Using the data below, gather each line that includes the word "enabled".
*** Opening of Data under study ***
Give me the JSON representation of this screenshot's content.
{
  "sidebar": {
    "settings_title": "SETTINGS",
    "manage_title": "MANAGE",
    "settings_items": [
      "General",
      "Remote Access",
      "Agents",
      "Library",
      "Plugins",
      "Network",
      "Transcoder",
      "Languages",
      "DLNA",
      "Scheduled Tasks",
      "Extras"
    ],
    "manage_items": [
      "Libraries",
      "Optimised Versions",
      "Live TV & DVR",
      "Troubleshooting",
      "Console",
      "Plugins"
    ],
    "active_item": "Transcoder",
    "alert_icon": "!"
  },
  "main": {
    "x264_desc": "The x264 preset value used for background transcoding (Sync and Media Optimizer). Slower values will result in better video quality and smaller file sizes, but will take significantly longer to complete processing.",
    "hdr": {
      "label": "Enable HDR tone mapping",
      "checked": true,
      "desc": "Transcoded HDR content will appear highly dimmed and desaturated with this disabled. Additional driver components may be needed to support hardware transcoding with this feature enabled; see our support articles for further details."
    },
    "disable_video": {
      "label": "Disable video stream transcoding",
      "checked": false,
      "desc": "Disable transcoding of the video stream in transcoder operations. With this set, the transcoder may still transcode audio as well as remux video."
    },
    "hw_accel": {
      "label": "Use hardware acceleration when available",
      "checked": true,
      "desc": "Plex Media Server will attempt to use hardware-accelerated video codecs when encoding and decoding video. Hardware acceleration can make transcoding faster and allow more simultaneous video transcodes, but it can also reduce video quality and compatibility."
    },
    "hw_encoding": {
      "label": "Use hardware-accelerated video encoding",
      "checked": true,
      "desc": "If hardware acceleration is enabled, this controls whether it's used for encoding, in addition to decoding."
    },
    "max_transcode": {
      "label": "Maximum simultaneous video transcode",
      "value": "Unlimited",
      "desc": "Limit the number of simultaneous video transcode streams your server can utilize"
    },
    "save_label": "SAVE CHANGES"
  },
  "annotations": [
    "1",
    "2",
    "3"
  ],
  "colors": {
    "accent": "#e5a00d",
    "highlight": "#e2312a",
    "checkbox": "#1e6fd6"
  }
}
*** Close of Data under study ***
* **Solution to this exercise**:
      "desc": "Transcoded HDR content will appear highly dimmed and desaturated with this disabled. Additional driver components may be needed to support hardware transcoding with this feature enabled; see our support articles for further details."
      "desc": "If hardware acceleration is enabled, this controls whether it's used for encoding, in addition to decoding."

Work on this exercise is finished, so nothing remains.